Calderstones chambered tomb in Allerton is thought to date from the late
neolithic/early bronze age. Axes of the late Neolithic period have been
found in Toxteth, West Derby, Woolton, and Wavertree. Carved stones
from this period are very rare and few exist in England and Wales, the
other good example is on Anglesey in the burial chamber at
Barclodiad y Gawres.
Three of the stones
Little is known
about the Calderstones until the 1800's when it was reported that, "...in
digging about them, urns made of the coarsest clay, containing human dust
and bones, have been discovered, there is reason to believe that they
indicate an ancient burying- place"
Standing stone believed to have been erected as a cattle scratching post
In 1845 the stones were re-erected inside low circular wall which still lies at the entrance to the park opposite Druids Cross Road. It was originally believed that they were once a circle.
The stone ring opposite Druids Cross Road
stones were also treated as a circle by Professor Sir James Simpson in
1864 when he examined the cup and ring marks carved on their surface. He
called the stones a 'small megalithic circle' his study concentrated on
the art work which he concluded to be the work of 'archaic man'.
1954 the City council decided to remove the stones for cleaning and
of the surviving stones inside the palm house showing spiral and cupmarks
six surviving stones are of local sandstone and their sizes range from
approximately eight feet (2.4 metres) to three feet (1 metre) high. The markings were again analysed and latex moulds were made of the
stones and carvings which highlighted other worn carvings which were not
Cupmark and spiral carvings on the Calder stones
The carvings were placed into six categories; spirals, concentric circles, arcs, cup marks, cup and ring marks and footprints. Several of the carvings are similar to those found in Anglesey, such as at Barclodiad y Gawres.
The footprint carvings are more unusual however, and
are rarely associated with megalithic tombs. These prints are even more unusual
when looked at closely as they both have an extra finger and toe. The "modern" boot
carvings shown below date from Victorian times when some shoes had a
characteristic flat shape on the toes. The ranger also pointed out some
modern scratched initials "JL" that some visitors got very
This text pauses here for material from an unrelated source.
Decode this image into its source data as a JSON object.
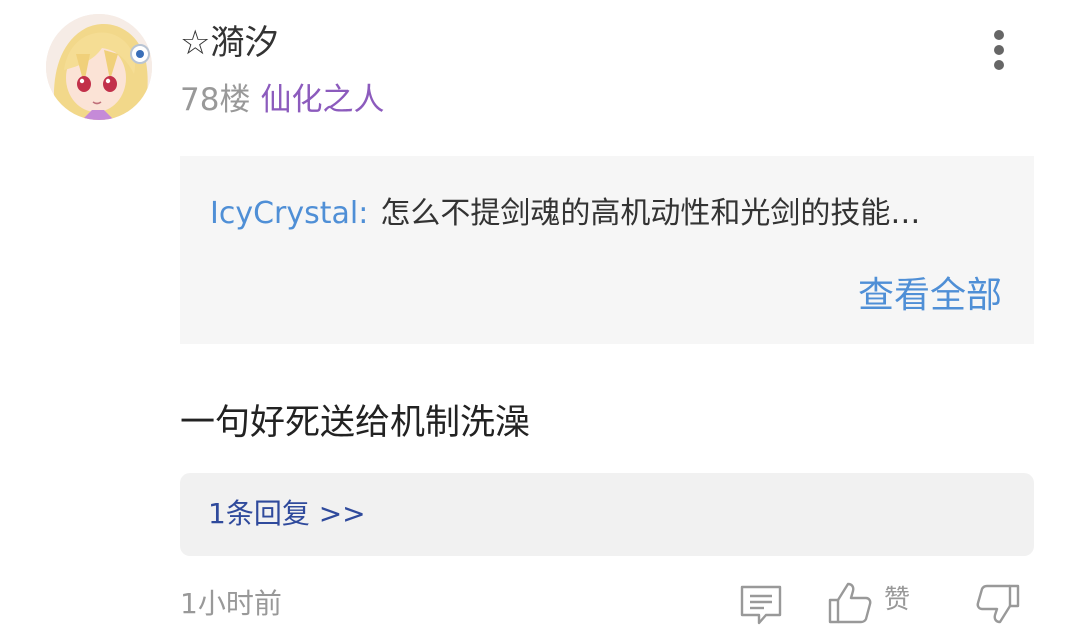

excited about as the Beatles grew up near here.
It is fairly certain that the Calder Stones were originally part of a burial chamber. The six large stones recovered may have formed the central chamber. One, with cupmarks, looks like a capstone shape.
1964 the six stones were moved to their present site in the Harthill
Greenhouse in Calderstones Park where they were erected in random order.
For more about Calderstones click here